_What the exercise asks_. Find the lines of data that contain the string "organisation", then list them.

Stored items from a collection
-- -- --
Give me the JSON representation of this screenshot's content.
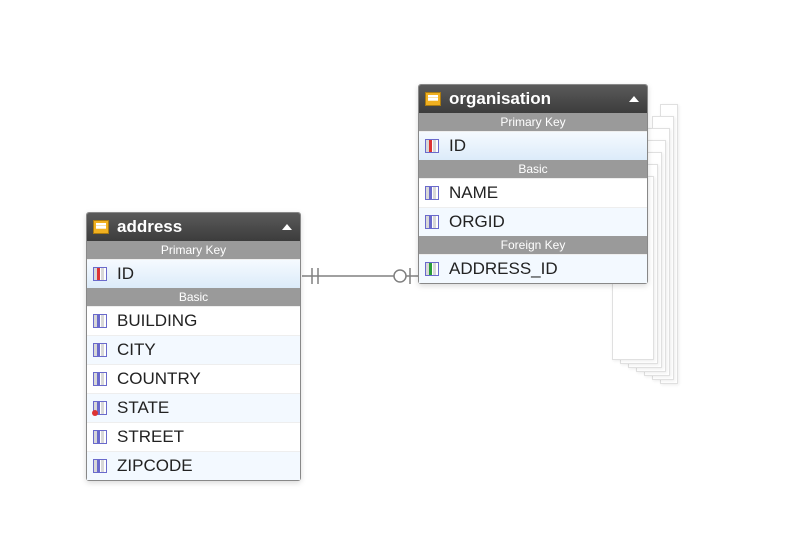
{
  "entities": {
    "address": {
      "title": "address",
      "sections": {
        "primary_key": {
          "label": "Primary Key",
          "fields": [
            {
              "name": "ID",
              "icon": "pk"
            }
          ]
        },
        "basic": {
          "label": "Basic",
          "fields": [
            {
              "name": "BUILDING",
              "icon": "col"
            },
            {
              "name": "CITY",
              "icon": "col"
            },
            {
              "name": "COUNTRY",
              "icon": "col"
            },
            {
              "name": "STATE",
              "icon": "state"
            },
            {
              "name": "STREET",
              "icon": "col"
            },
            {
              "name": "ZIPCODE",
              "icon": "col"
            }
          ]
        }
      }
    },
    "organisation": {
      "title": "organisation",
      "sections": {
        "primary_key": {
          "label": "Primary Key",
          "fields": [
            {
              "name": "ID",
              "icon": "pk"
            }
          ]
        },
        "basic": {
          "label": "Basic",
          "fields": [
            {
              "name": "NAME",
              "icon": "col"
            },
            {
              "name": "ORGID",
              "icon": "col"
            }
          ]
        },
        "foreign_key": {
          "label": "Foreign Key",
          "fields": [
            {
              "name": "ADDRESS_ID",
              "icon": "fk"
            }
          ]
        }
      }
    }
  },
  "relationship": {
    "from": {
      "entity": "address",
      "field": "ID",
      "cardinality": "one"
    },
    "to": {
      "entity": "organisation",
      "field": "ADDRESS_ID",
      "cardinality": "zero-or-one"
    }
  }
}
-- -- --
_Expected answer_.
    "organisation": {
      "title": "organisation",
      "entity": "organisation",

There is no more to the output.